Clearly, the stock of liquidity has ebbed and it is not at the neutral level envisaged by RBI. To that effect, the central bank needs to infuse funds into the banking system, which it has. RBI has infused ₹1.29 trillion into banks so far in the current fiscal year by buying government bonds from them. It has reiterated it would buy more, if needed.
By giving the option to borrow from its various repo tenders, RBI provides the necessary seat belt for banks for their daily manoeuvres on liquidity. It even gives long-tenure money through term repos. For durable liquidity, it takes sovereign bonds off the books of banks and gives them cash.
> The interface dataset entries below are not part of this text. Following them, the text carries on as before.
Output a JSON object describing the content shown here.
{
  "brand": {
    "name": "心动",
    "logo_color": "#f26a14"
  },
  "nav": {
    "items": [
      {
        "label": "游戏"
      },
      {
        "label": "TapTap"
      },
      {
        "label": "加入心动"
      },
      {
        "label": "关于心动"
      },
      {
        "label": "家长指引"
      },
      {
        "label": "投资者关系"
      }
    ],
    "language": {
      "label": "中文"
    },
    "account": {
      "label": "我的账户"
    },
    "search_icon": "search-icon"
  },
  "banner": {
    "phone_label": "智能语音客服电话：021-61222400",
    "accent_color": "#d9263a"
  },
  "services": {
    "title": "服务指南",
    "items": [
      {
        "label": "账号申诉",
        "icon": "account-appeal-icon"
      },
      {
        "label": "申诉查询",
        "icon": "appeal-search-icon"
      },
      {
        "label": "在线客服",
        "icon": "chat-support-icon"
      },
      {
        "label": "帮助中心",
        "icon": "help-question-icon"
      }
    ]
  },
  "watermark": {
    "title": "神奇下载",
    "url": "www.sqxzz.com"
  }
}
The current liquidity crisis is not just of stock, but also of flow. The blow to the sterling image of non-banking financial companies (NBFCs) has made them unworthy of credit in the eyes of banks. Capital markets are willing to lend, but the price of trust is steep here.
Thus, the flow of money from one agent to another has been blocked. At such times, the central bank can only prod the agents through incentives to restart the flow. It has done this by allowing banks to give partial credit enhancements to bond issuances of finance companies.
While demands for doing more are not unusual, asking RBI to take on the credit risk of non-banks, by giving them a direct line to funds, would be akin to taking on the driver’s seat. Guaranteed money tends to manifest into slack risk assessments and it could be dangerous in this case. RBI is justified in allowing NBFCs to find their own feet in this liquidity crisis through discipline and consolidation.